▶ [SUPPLIED INFORMATION]
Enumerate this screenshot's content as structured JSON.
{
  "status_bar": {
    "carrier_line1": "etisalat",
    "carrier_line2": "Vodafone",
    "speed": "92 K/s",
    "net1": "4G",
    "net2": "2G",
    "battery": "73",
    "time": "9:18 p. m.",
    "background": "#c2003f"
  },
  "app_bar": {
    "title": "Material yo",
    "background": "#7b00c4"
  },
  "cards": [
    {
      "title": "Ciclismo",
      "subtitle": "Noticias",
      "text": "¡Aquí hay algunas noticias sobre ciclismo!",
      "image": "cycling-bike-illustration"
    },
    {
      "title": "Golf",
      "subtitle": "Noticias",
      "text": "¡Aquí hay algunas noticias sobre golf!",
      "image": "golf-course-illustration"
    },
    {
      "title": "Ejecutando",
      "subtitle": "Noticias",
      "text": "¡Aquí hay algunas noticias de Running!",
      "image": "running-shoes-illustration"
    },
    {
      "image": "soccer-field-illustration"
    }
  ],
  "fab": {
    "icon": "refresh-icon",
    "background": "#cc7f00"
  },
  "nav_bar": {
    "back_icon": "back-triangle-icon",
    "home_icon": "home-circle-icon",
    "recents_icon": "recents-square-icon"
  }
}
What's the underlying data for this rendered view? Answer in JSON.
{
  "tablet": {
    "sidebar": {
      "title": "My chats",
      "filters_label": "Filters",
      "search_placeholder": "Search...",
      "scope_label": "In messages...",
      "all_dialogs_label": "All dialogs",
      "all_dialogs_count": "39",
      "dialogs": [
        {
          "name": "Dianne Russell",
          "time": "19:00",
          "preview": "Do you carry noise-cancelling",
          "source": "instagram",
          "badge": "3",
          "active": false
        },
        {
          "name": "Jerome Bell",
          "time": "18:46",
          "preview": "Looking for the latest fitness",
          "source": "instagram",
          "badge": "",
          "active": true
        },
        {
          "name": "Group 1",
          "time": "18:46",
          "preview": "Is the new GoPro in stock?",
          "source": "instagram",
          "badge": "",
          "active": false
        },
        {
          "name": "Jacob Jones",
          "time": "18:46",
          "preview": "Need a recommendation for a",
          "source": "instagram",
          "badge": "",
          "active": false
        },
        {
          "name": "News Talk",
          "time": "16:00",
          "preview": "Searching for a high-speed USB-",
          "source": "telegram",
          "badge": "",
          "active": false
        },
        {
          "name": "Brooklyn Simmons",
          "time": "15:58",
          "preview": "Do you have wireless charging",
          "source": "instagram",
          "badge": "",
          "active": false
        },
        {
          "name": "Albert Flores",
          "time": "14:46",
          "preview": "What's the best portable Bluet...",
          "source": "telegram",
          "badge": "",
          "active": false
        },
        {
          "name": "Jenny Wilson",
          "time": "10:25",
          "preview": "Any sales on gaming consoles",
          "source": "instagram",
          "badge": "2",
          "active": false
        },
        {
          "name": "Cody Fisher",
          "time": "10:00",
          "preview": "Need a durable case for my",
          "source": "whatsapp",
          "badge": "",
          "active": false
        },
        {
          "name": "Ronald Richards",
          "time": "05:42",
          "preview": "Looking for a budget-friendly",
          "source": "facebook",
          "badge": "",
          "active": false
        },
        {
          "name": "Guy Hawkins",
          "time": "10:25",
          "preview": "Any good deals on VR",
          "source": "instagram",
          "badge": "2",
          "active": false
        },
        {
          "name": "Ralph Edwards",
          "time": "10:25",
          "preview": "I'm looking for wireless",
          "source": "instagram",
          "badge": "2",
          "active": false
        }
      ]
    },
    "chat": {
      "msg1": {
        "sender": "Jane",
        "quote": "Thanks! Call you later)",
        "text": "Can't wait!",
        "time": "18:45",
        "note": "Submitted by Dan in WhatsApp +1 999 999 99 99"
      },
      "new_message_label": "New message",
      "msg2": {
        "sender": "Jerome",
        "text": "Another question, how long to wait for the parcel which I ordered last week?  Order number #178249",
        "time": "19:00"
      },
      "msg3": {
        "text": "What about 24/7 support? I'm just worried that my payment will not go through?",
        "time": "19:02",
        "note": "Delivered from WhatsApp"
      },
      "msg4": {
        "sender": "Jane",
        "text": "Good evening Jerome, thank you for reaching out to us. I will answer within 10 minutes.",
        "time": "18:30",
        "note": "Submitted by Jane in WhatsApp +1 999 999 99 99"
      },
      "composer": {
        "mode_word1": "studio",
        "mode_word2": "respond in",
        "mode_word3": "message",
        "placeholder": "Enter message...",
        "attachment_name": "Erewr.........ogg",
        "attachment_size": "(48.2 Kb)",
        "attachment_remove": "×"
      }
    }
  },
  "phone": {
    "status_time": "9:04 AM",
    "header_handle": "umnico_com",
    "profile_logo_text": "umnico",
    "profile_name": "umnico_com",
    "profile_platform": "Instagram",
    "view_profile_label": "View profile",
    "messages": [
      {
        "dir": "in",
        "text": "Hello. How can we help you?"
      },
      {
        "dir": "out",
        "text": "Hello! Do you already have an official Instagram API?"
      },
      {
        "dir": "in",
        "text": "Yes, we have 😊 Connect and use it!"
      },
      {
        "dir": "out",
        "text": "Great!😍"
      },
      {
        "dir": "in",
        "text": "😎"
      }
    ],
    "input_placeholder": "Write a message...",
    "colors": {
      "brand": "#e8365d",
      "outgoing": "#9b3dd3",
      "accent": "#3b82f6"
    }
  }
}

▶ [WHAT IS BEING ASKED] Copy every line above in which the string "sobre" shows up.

▶ [ANSWER SPACE]
      "text": "¡Aquí hay algunas noticias sobre ciclismo!",
      "text": "¡Aquí hay algunas noticias sobre golf!",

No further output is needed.